• [Exercise materials]
__________

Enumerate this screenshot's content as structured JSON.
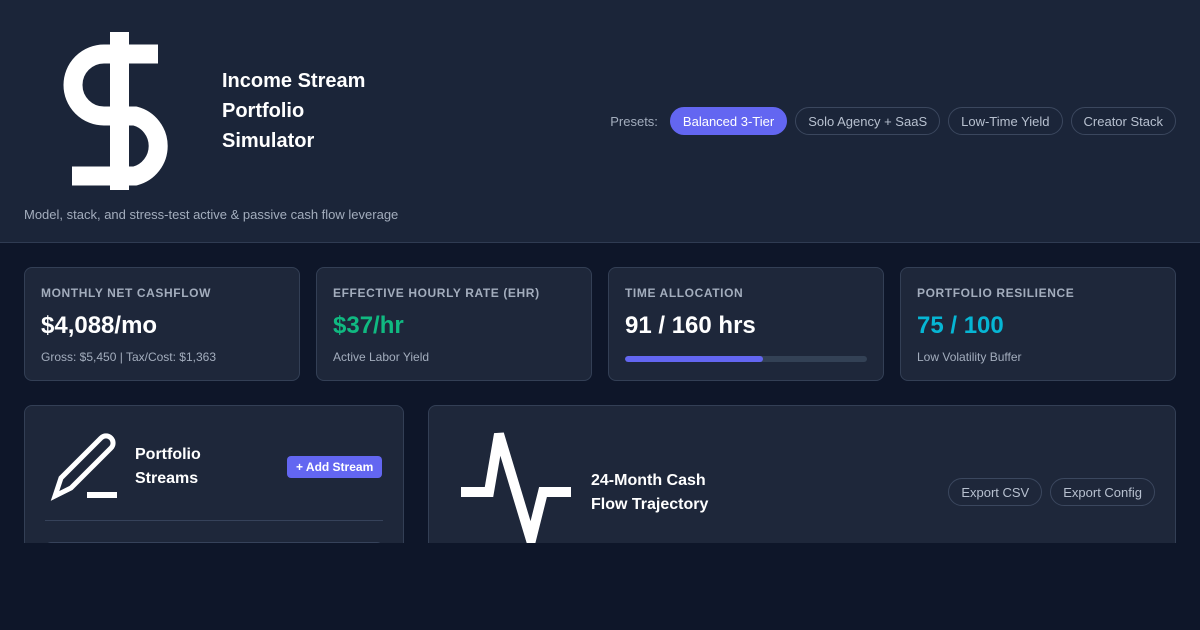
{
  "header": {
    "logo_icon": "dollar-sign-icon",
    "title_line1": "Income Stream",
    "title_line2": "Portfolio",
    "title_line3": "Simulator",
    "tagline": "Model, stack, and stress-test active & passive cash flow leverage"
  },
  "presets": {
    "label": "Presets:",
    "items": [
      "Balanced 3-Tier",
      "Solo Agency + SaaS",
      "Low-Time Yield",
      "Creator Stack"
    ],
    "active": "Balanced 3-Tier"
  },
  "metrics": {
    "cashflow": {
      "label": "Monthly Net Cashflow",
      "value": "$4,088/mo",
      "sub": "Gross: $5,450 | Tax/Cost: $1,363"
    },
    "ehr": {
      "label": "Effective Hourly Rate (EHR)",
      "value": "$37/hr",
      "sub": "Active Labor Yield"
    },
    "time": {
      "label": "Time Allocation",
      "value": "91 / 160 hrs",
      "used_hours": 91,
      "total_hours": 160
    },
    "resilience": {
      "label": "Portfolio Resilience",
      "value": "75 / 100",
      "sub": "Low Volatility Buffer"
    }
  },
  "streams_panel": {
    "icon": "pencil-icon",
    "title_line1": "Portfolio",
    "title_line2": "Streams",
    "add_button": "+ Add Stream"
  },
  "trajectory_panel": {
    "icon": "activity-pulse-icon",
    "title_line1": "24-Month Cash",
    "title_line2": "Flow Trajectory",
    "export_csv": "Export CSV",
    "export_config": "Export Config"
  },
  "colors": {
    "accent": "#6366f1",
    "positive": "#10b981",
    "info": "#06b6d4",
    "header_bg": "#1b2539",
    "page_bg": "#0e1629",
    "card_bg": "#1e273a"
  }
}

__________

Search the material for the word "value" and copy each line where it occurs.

• [Output for this exercise]
      "value": "$4,088/mo",
      "value": "$37/hr",
      "value": "91 / 160 hrs",
      "value": "75 / 100",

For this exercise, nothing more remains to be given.